__Task instructions__:
Each line below should be restated exactly, with nothing dropped.

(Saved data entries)

- Opening Delimiter -

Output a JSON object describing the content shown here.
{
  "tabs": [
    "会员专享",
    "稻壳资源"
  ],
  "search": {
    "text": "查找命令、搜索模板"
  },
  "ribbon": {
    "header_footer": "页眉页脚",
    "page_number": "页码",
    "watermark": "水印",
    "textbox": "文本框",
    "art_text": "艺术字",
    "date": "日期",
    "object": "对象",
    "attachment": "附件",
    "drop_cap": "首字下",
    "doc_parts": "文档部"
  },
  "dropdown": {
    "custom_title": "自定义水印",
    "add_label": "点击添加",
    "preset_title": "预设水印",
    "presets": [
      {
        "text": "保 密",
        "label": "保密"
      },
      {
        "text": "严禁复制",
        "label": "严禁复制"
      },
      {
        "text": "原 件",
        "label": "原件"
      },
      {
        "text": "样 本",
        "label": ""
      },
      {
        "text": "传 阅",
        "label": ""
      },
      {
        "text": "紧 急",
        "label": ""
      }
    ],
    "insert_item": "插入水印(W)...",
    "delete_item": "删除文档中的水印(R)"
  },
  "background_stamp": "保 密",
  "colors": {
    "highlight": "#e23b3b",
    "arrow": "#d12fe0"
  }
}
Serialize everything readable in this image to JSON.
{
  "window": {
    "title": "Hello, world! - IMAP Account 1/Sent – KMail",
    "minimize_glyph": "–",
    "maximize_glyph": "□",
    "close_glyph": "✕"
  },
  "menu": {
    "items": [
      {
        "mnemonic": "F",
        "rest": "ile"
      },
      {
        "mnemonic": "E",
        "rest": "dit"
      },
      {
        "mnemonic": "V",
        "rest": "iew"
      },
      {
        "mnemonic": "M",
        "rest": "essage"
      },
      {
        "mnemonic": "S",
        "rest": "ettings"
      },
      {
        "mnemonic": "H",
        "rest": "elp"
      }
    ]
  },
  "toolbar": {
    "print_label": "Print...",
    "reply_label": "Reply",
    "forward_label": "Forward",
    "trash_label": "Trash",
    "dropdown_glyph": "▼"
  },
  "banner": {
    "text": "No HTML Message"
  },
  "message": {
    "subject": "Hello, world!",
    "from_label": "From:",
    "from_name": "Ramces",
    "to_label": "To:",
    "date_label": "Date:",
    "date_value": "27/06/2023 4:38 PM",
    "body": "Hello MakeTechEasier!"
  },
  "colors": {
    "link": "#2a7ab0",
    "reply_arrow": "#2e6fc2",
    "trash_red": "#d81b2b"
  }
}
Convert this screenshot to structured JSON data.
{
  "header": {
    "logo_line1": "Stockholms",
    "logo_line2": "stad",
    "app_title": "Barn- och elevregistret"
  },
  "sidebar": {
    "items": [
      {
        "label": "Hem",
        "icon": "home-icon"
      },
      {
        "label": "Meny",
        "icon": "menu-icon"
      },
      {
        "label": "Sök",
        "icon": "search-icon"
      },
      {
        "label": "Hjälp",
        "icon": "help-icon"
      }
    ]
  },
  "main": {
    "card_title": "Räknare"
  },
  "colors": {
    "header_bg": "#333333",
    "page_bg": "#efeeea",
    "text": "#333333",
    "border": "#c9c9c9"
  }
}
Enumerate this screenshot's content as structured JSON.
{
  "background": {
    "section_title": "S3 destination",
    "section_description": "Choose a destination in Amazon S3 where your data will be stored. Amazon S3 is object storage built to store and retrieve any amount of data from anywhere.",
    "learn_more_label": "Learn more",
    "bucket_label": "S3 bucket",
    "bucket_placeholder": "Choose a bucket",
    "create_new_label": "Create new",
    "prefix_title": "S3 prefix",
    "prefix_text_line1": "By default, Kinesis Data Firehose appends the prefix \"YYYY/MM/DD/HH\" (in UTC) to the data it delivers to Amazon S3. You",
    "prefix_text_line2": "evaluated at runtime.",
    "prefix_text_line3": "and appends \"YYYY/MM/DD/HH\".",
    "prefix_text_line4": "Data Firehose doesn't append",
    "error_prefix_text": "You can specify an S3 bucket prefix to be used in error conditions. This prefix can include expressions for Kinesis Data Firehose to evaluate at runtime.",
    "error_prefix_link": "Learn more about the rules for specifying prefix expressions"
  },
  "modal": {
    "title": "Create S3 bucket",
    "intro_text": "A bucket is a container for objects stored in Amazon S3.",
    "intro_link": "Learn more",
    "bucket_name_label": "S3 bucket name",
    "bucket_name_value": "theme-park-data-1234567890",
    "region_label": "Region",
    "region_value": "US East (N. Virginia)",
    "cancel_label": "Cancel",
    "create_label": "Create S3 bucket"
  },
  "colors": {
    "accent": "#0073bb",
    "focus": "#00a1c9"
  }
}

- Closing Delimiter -

__Answer to the problem__:
Output a JSON object describing the content shown here.
{
  "tabs": [
    "会员专享",
    "稻壳资源"
  ],
  "search": {
    "text": "查找命令、搜索模板"
  },
  "ribbon": {
    "header_footer": "页眉页脚",
    "page_number": "页码",
    "watermark": "水印",
    "textbox": "文本框",
    "art_text": "艺术字",
    "date": "日期",
    "object": "对象",
    "attachment": "附件",
    "drop_cap": "首字下",
    "doc_parts": "文档部"
  },
  "dropdown": {
    "custom_title": "自定义水印",
    "add_label": "点击添加",
    "preset_title": "预设水印",
    "presets": [
      {
        "text": "保 密",
        "label": "保密"
      },
      {
        "text": "严禁复制",
        "label": "严禁复制"
      },
      {
        "text": "原 件",
        "label": "原件"
      },
      {
        "text": "样 本",
        "label": ""
      },
      {
        "text": "传 阅",
        "label": ""
      },
      {
        "text": "紧 急",
        "label": ""
      }
    ],
    "insert_item": "插入水印(W)...",
    "delete_item": "删除文档中的水印(R)"
  },
  "background_stamp": "保 密",
  "colors": {
    "highlight": "#e23b3b",
    "arrow": "#d12fe0"
  }
}
Serialize everything readable in this image to JSON.
{
  "window": {
    "title": "Hello, world! - IMAP Account 1/Sent – KMail",
    "minimize_glyph": "–",
    "maximize_glyph": "□",
    "close_glyph": "✕"
  },
  "menu": {
    "items": [
      {
        "mnemonic": "F",
        "rest": "ile"
      },
      {
        "mnemonic": "E",
        "rest": "dit"
      },
      {
        "mnemonic": "V",
        "rest": "iew"
      },
      {
        "mnemonic": "M",
        "rest": "essage"
      },
      {
        "mnemonic": "S",
        "rest": "ettings"
      },
      {
        "mnemonic": "H",
        "rest": "elp"
      }
    ]
  },
  "toolbar": {
    "print_label": "Print...",
    "reply_label": "Reply",
    "forward_label": "Forward",
    "trash_label": "Trash",
    "dropdown_glyph": "▼"
  },
  "banner": {
    "text": "No HTML Message"
  },
  "message": {
    "subject": "Hello, world!",
    "from_label": "From:",
    "from_name": "Ramces",
    "to_label": "To:",
    "date_label": "Date:",
    "date_value": "27/06/2023 4:38 PM",
    "body": "Hello MakeTechEasier!"
  },
  "colors": {
    "link": "#2a7ab0",
    "reply_arrow": "#2e6fc2",
    "trash_red": "#d81b2b"
  }
}
Convert this screenshot to structured JSON data.
{
  "header": {
    "logo_line1": "Stockholms",
    "logo_line2": "stad",
    "app_title": "Barn- och elevregistret"
  },
  "sidebar": {
    "items": [
      {
        "label": "Hem",
        "icon": "home-icon"
      },
      {
        "label": "Meny",
        "icon": "menu-icon"
      },
      {
        "label": "Sök",
        "icon": "search-icon"
      },
      {
        "label": "Hjälp",
        "icon": "help-icon"
      }
    ]
  },
  "main": {
    "card_title": "Räknare"
  },
  "colors": {
    "header_bg": "#333333",
    "page_bg": "#efeeea",
    "text": "#333333",
    "border": "#c9c9c9"
  }
}
Enumerate this screenshot's content as structured JSON.
{
  "background": {
    "section_title": "S3 destination",
    "section_description": "Choose a destination in Amazon S3 where your data will be stored. Amazon S3 is object storage built to store and retrieve any amount of data from anywhere.",
    "learn_more_label": "Learn more",
    "bucket_label": "S3 bucket",
    "bucket_placeholder": "Choose a bucket",
    "create_new_label": "Create new",
    "prefix_title": "S3 prefix",
    "prefix_text_line1": "By default, Kinesis Data Firehose appends the prefix \"YYYY/MM/DD/HH\" (in UTC) to the data it delivers to Amazon S3. You",
    "prefix_text_line2": "evaluated at runtime.",
    "prefix_text_line3": "and appends \"YYYY/MM/DD/HH\".",
    "prefix_text_line4": "Data Firehose doesn't append",
    "error_prefix_text": "You can specify an S3 bucket prefix to be used in error conditions. This prefix can include expressions for Kinesis Data Firehose to evaluate at runtime.",
    "error_prefix_link": "Learn more about the rules for specifying prefix expressions"
  },
  "modal": {
    "title": "Create S3 bucket",
    "intro_text": "A bucket is a container for objects stored in Amazon S3.",
    "intro_link": "Learn more",
    "bucket_name_label": "S3 bucket name",
    "bucket_name_value": "theme-park-data-1234567890",
    "region_label": "Region",
    "region_value": "US East (N. Virginia)",
    "cancel_label": "Cancel",
    "create_label": "Create S3 bucket"
  },
  "colors": {
    "accent": "#0073bb",
    "focus": "#00a1c9"
  }
}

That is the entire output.